An alternative in more distal radial fractures is to insert the wire through the radial styloid and across the radial physis. If this is undertaken, it is especially important to avoid thermal injury.
Occasionally an additional K-wire is used to stabilize the ulna.
The K-wires are left protruding through the skin, bent and cut. The skin is protected with sterile padding prior to application of a cast.
The illustration demonstrates the use of a small section of plastic tubing over the cut ends of the protruding wires. This adds further protection for the skin.
Note: Excessive pressure between dressing and skin should be avoided to prevent skin necrosis.
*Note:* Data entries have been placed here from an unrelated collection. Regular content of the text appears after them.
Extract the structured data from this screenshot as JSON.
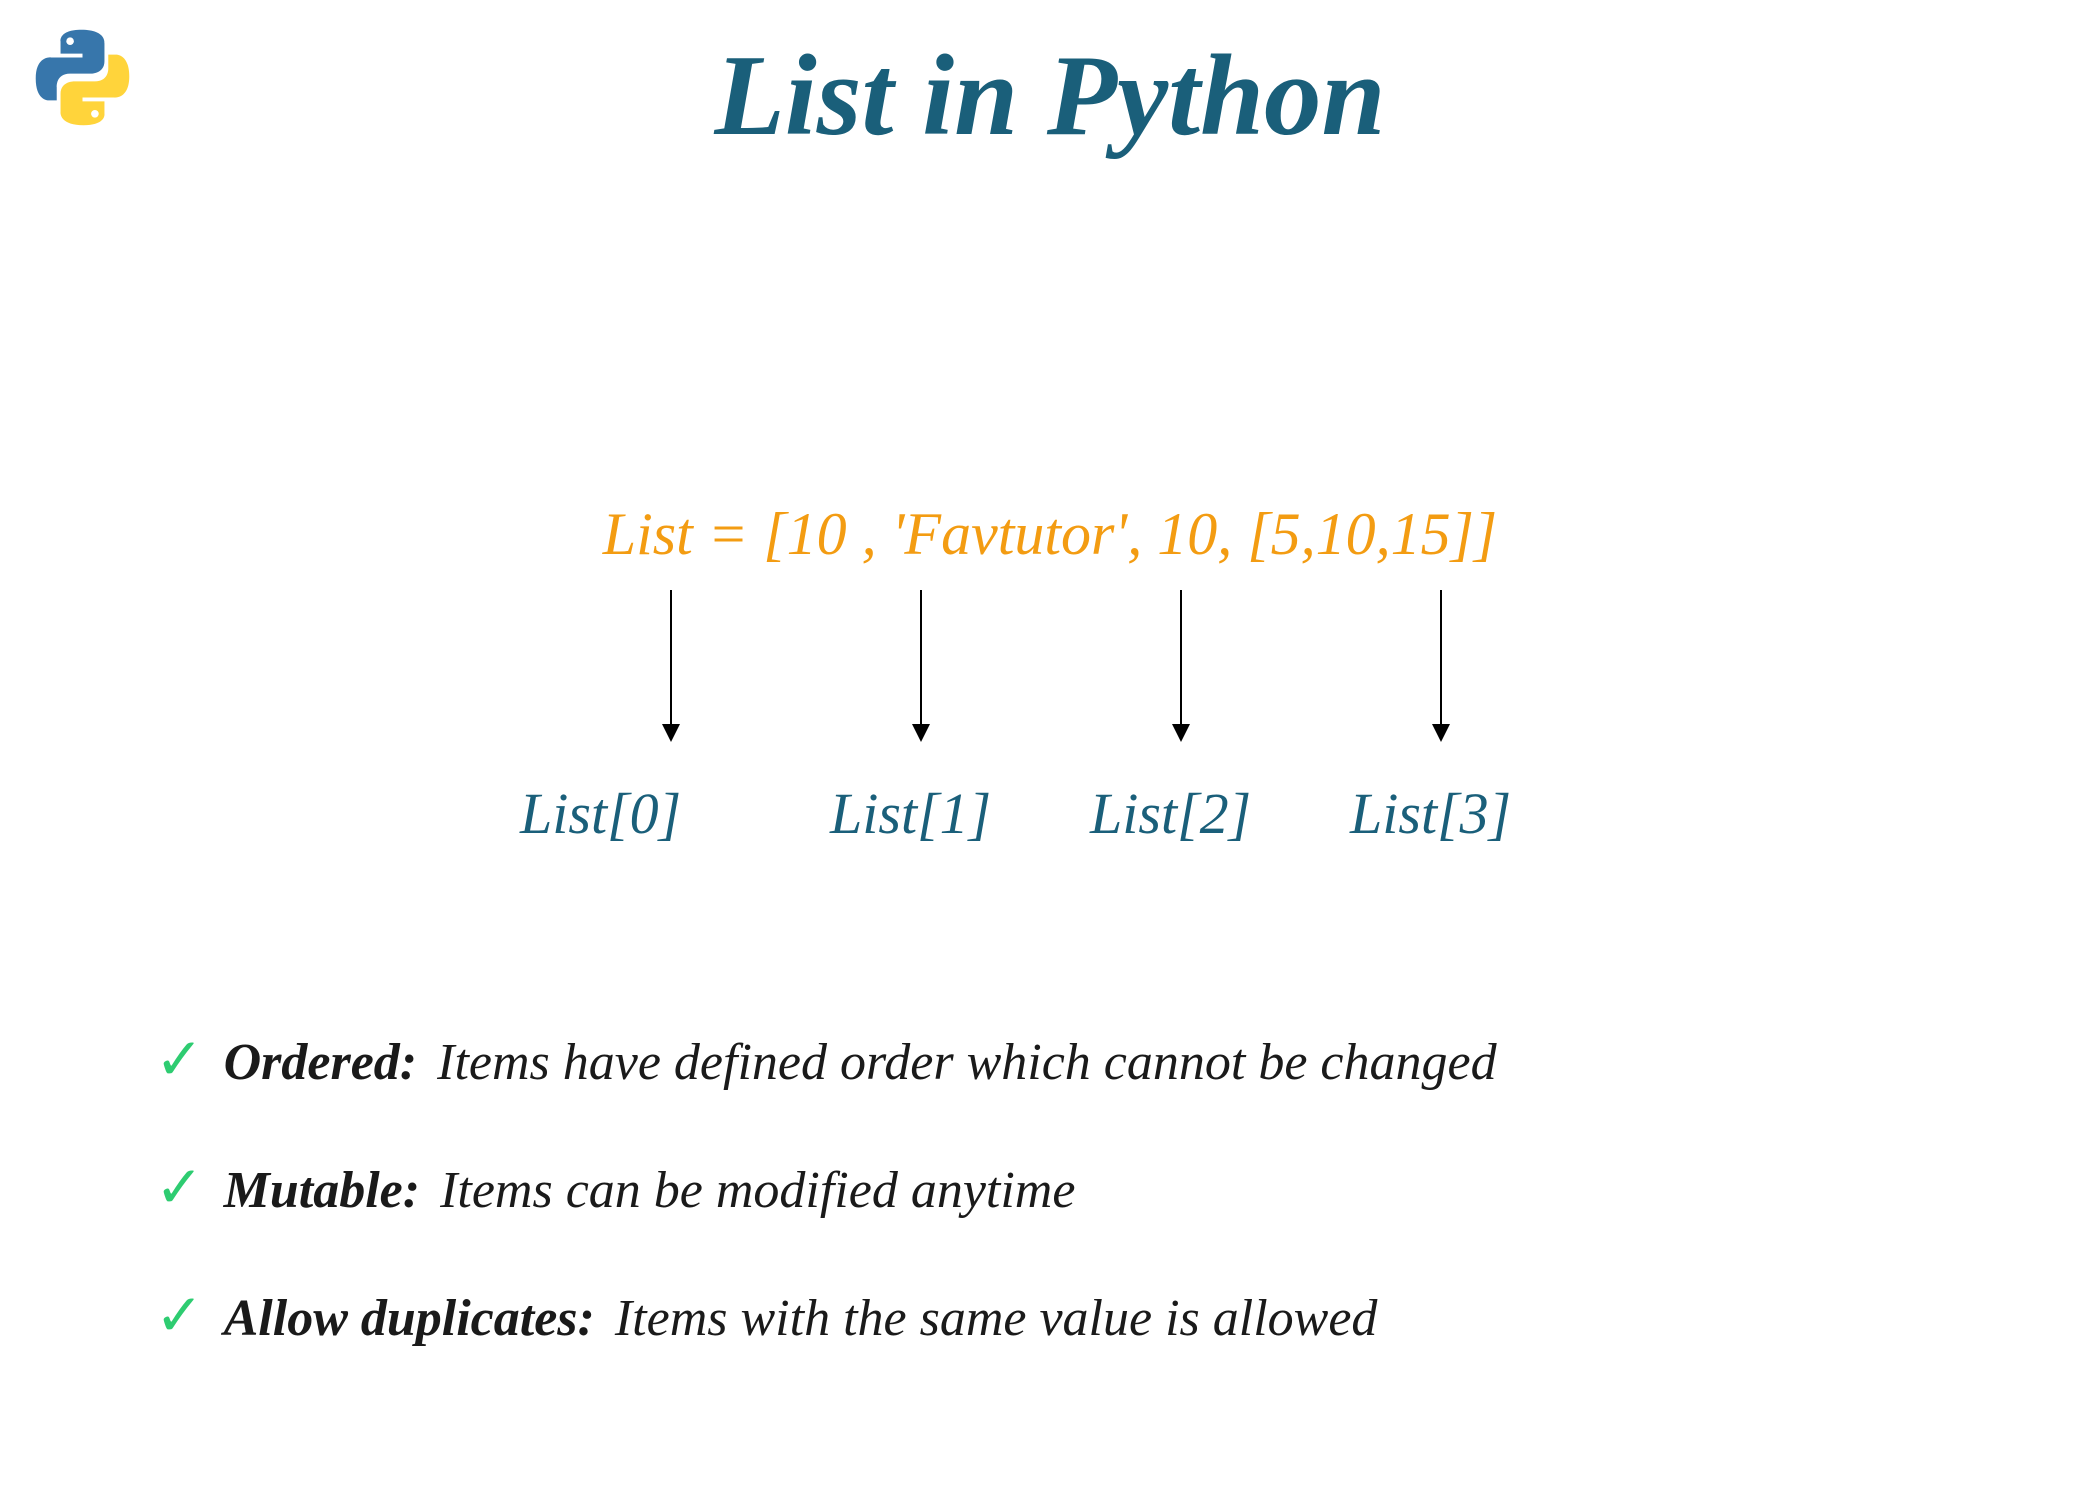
{
  "title": "List in Python",
  "list_definition": "List = [10 , 'Favtutor', 10, [5,10,15]]",
  "indices": {
    "idx0": "List[0]",
    "idx1": "List[1]",
    "idx2": "List[2]",
    "idx3": "List[3]"
  },
  "properties": [
    {
      "name": "Ordered:",
      "desc": "Items have defined order which cannot be changed"
    },
    {
      "name": "Mutable:",
      "desc": "Items can be modified anytime"
    },
    {
      "name": "Allow duplicates:",
      "desc": "Items with the same value is  allowed"
    }
  ],
  "colors": {
    "teal": "#1a5f7a",
    "orange": "#f39c12",
    "green": "#2ecc71",
    "python_blue": "#3776ab",
    "python_yellow": "#ffd43b"
  }
}
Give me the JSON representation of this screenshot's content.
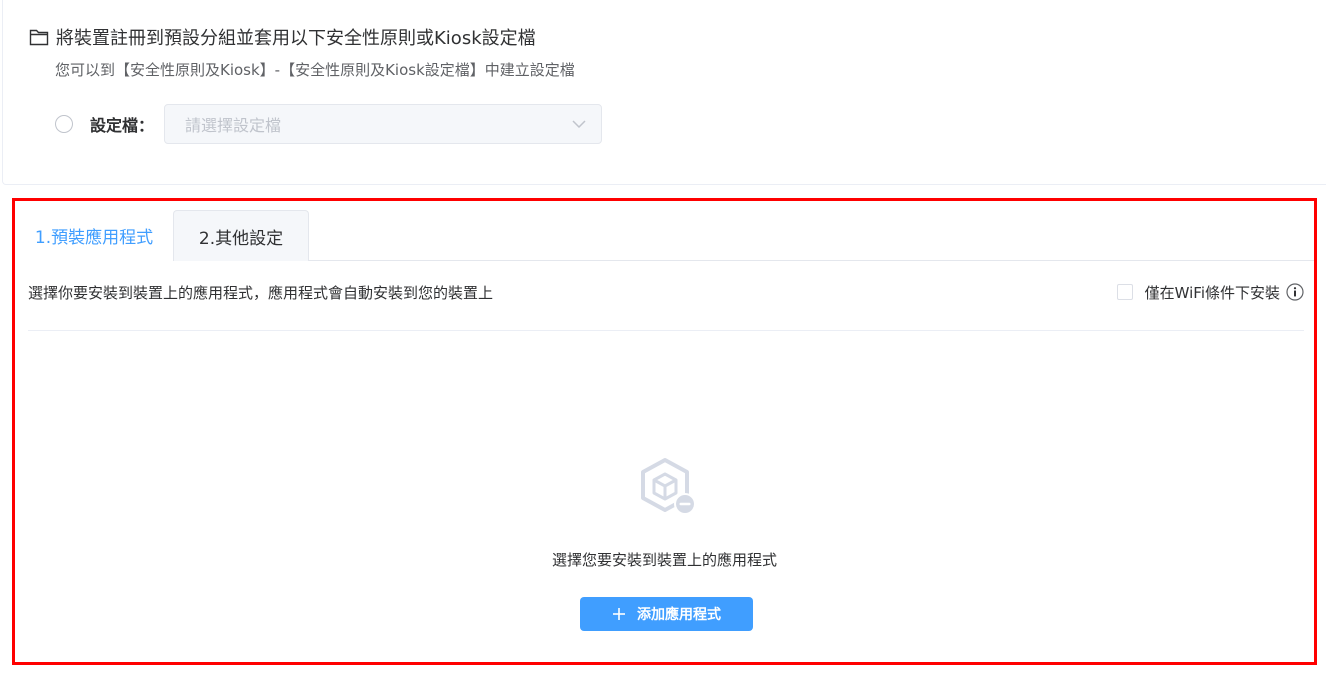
{
  "profile_section": {
    "title": "將裝置註冊到預設分組並套用以下安全性原則或Kiosk設定檔",
    "subtitle": "您可以到【安全性原則及Kiosk】-【安全性原則及Kiosk設定檔】中建立設定檔",
    "profile_label": "設定檔：",
    "select_placeholder": "請選擇設定檔",
    "folder_icon": "folder-icon",
    "chevron_icon": "chevron-down-icon"
  },
  "tabs": [
    {
      "label": "1.預裝應用程式",
      "active": true
    },
    {
      "label": "2.其他設定",
      "active": false
    }
  ],
  "preinstall": {
    "description": "選擇你要安裝到裝置上的應用程式，應用程式會自動安裝到您的裝置上",
    "wifi_only_label": "僅在WiFi條件下安裝",
    "wifi_only_checked": false,
    "info_icon": "info-icon",
    "empty_state_icon": "app-package-icon",
    "empty_text": "選擇您要安裝到裝置上的應用程式",
    "add_button_label": "添加應用程式",
    "add_button_icon": "plus-icon"
  },
  "colors": {
    "primary": "#409eff",
    "highlight_border": "#ff0000",
    "text": "#303133",
    "muted": "#606266",
    "placeholder": "#c0c4cc"
  }
}
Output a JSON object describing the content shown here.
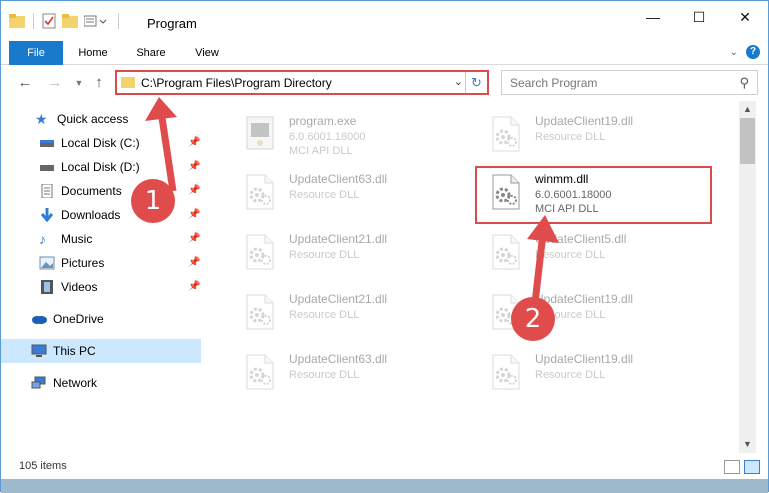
{
  "window": {
    "title": "Program"
  },
  "ribbon": {
    "tabs": [
      "File",
      "Home",
      "Share",
      "View"
    ]
  },
  "address": {
    "path": "C:\\Program Files\\Program Directory"
  },
  "search": {
    "placeholder": "Search Program"
  },
  "sidebar": {
    "items": [
      {
        "label": "Quick access",
        "icon": "star-icon"
      },
      {
        "label": "Local Disk (C:)",
        "icon": "drive-icon",
        "pinned": true
      },
      {
        "label": "Local Disk (D:)",
        "icon": "drive-icon",
        "pinned": true
      },
      {
        "label": "Documents",
        "icon": "documents-icon",
        "pinned": true
      },
      {
        "label": "Downloads",
        "icon": "downloads-icon",
        "pinned": true
      },
      {
        "label": "Music",
        "icon": "music-icon",
        "pinned": true
      },
      {
        "label": "Pictures",
        "icon": "pictures-icon",
        "pinned": true
      },
      {
        "label": "Videos",
        "icon": "videos-icon",
        "pinned": true
      },
      {
        "label": "OneDrive",
        "icon": "cloud-icon"
      },
      {
        "label": "This PC",
        "icon": "pc-icon",
        "selected": true
      },
      {
        "label": "Network",
        "icon": "network-icon"
      }
    ]
  },
  "files": [
    {
      "name": "program.exe",
      "line1": "6.0.6001.18000",
      "line2": "MCI API DLL",
      "faded": true,
      "kind": "exe"
    },
    {
      "name": "UpdateClient19.dll",
      "line1": "Resource DLL",
      "faded": true,
      "kind": "dll"
    },
    {
      "name": "UpdateClient63.dll",
      "line1": "Resource DLL",
      "faded": true,
      "kind": "dll"
    },
    {
      "name": "winmm.dll",
      "line1": "6.0.6001.18000",
      "line2": "MCI API DLL",
      "faded": false,
      "kind": "dll",
      "highlighted": true
    },
    {
      "name": "UpdateClient21.dll",
      "line1": "Resource DLL",
      "faded": true,
      "kind": "dll"
    },
    {
      "name": "UpdateClient5.dll",
      "line1": "Resource DLL",
      "faded": true,
      "kind": "dll"
    },
    {
      "name": "UpdateClient21.dll",
      "line1": "Resource DLL",
      "faded": true,
      "kind": "dll"
    },
    {
      "name": "UpdateClient19.dll",
      "line1": "Resource DLL",
      "faded": true,
      "kind": "dll"
    },
    {
      "name": "UpdateClient63.dll",
      "line1": "Resource DLL",
      "faded": true,
      "kind": "dll"
    },
    {
      "name": "UpdateClient19.dll",
      "line1": "Resource DLL",
      "faded": true,
      "kind": "dll"
    }
  ],
  "status": {
    "count": "105 items"
  },
  "callouts": [
    "1",
    "2"
  ],
  "colors": {
    "accent": "#1979ca",
    "highlight": "#d94c4c",
    "selected": "#cce8ff"
  }
}
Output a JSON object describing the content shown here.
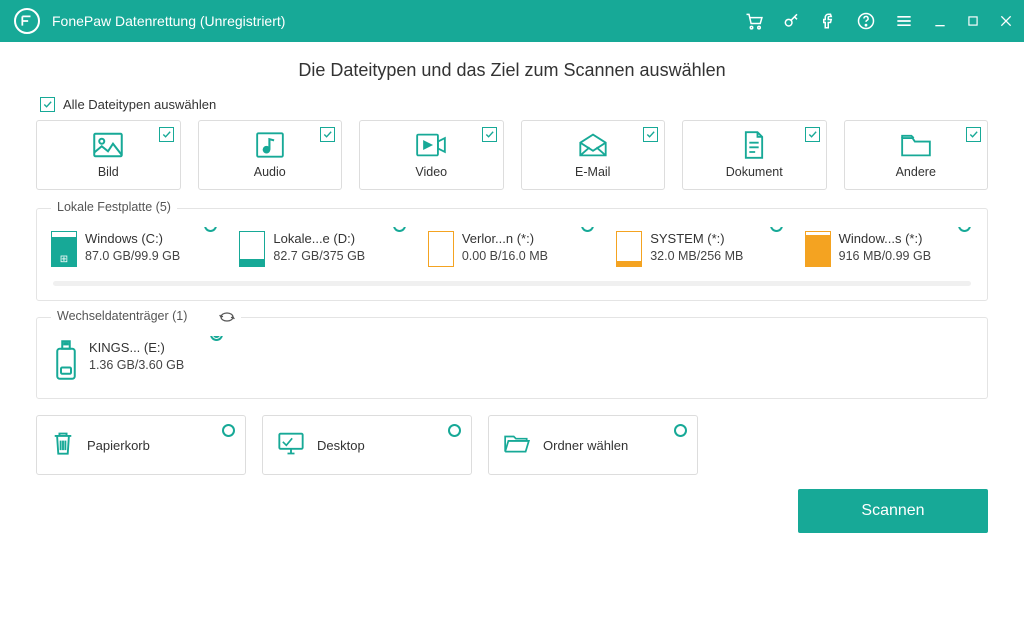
{
  "header": {
    "app_title": "FonePaw Datenrettung (Unregistriert)"
  },
  "page": {
    "title": "Die Dateitypen und das Ziel zum Scannen auswählen",
    "select_all_label": "Alle Dateitypen auswählen"
  },
  "types": {
    "items": [
      {
        "label": "Bild"
      },
      {
        "label": "Audio"
      },
      {
        "label": "Video"
      },
      {
        "label": "E-Mail"
      },
      {
        "label": "Dokument"
      },
      {
        "label": "Andere"
      }
    ]
  },
  "local": {
    "label": "Lokale Festplatte (5)",
    "drives": [
      {
        "name": "Windows (C:)",
        "size": "87.0 GB/99.9 GB"
      },
      {
        "name": "Lokale...e (D:)",
        "size": "82.7 GB/375 GB"
      },
      {
        "name": "Verlor...n (*:)",
        "size": "0.00  B/16.0 MB"
      },
      {
        "name": "SYSTEM (*:)",
        "size": "32.0 MB/256 MB"
      },
      {
        "name": "Window...s (*:)",
        "size": "916 MB/0.99 GB"
      }
    ]
  },
  "removable": {
    "label": "Wechseldatenträger (1)",
    "drives": [
      {
        "name": "KINGS... (E:)",
        "size": "1.36 GB/3.60 GB"
      }
    ]
  },
  "locations": {
    "items": [
      {
        "label": "Papierkorb"
      },
      {
        "label": "Desktop"
      },
      {
        "label": "Ordner wählen"
      }
    ]
  },
  "footer": {
    "scan_label": "Scannen"
  }
}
The purpose of the cast is protective and for pain relief, as stability is provided by the K-wire(s).
The short arm cast is applied according to standard procedure:
Note: In young, small, or noncompliant patients, it is safer to apply a long arm cast.
If a complete cast is applied in the acute phase after injury, it should be split over the full length of the cast. The split of the cast must be full thickness and expose the underlying skin.
In the event that a long arm cast is necessary (see above) it is applied and split according to standard procedure.
Further swelling in a restricting cast can cause pain, venous congestion in the fingers and occasionally a compartment syndrome.
For this reason any complete cast applied in acute phase should be split down to skin.
Parents/carers should be instructed how to detect circulatory problems by pressing and releasing the fingertips and watching if the blood flow/color returns to normal (capillary refill), compared to the opposite hand.
Compartment syndrome is an unusual but serious complication after the application of a complete cast and can be difficult to diagnose, especially in younger children. Neurological signs appear late and the main sign is excessive pain on passive extension of the fingers.
It is important to make sure that the parents/carers are aware of the risk of compartment syndrome.
The parents/carers and patient should be informed to take note of increased pain and/or unresponsiveness to normal painkillers.
They should know that this may indicate serious complications. It is important for them to detect these signs as early as possible and report them urgently to the surgeon/nurse by telephone, or to attend the Emergency Room (ER) without delay.
Nerve compression is an occasional complication and the signs include:
If a normal plaster of Paris cast is used, it is important to keep the cast clean and dry in order to maintain the reduction.
When the swelling has reduced, the cast can become loose. The loss of support can result in loss of reduction.
In this circumstance, the parents/carers are advised to return to the healthcare provider.
Depending on the fracture pattern, the age of the child and the method of treatment, the patient has to return for follow-up x-rays to monitor the fracture position.
X-rays taken for fracture position can be taken with cast in place. Any x-rays to assess the state of bone healing must be taken without the cast and correlated with clinical examination.
In most cases, it is conventional to obtain follow-up x-rays after reduction to ensure that the position is maintained.
In general, in the child below 5 years of age, the follow-up is usually about 4-5 days after reduction. In the older child with a potentially unstable fracture, an x-ray would normally be taken at 7-10 days.
Further follow-up x-ray is a matter of clinical judgement, the responsibility of the treating surgeon, and tends to be longer in older children (see also Healing times).
For complete fractures of the metaphysis, redisplacement after reduction is not uncommon. It is therefore, important to take early follow-up x-rays in order to detect a possible redisplacement.
See also the additional material on posttraumatic growth disturbances.
The K-wires can be removed without sedation in the clinic after approximately 3 weeks (depending on the age of the child).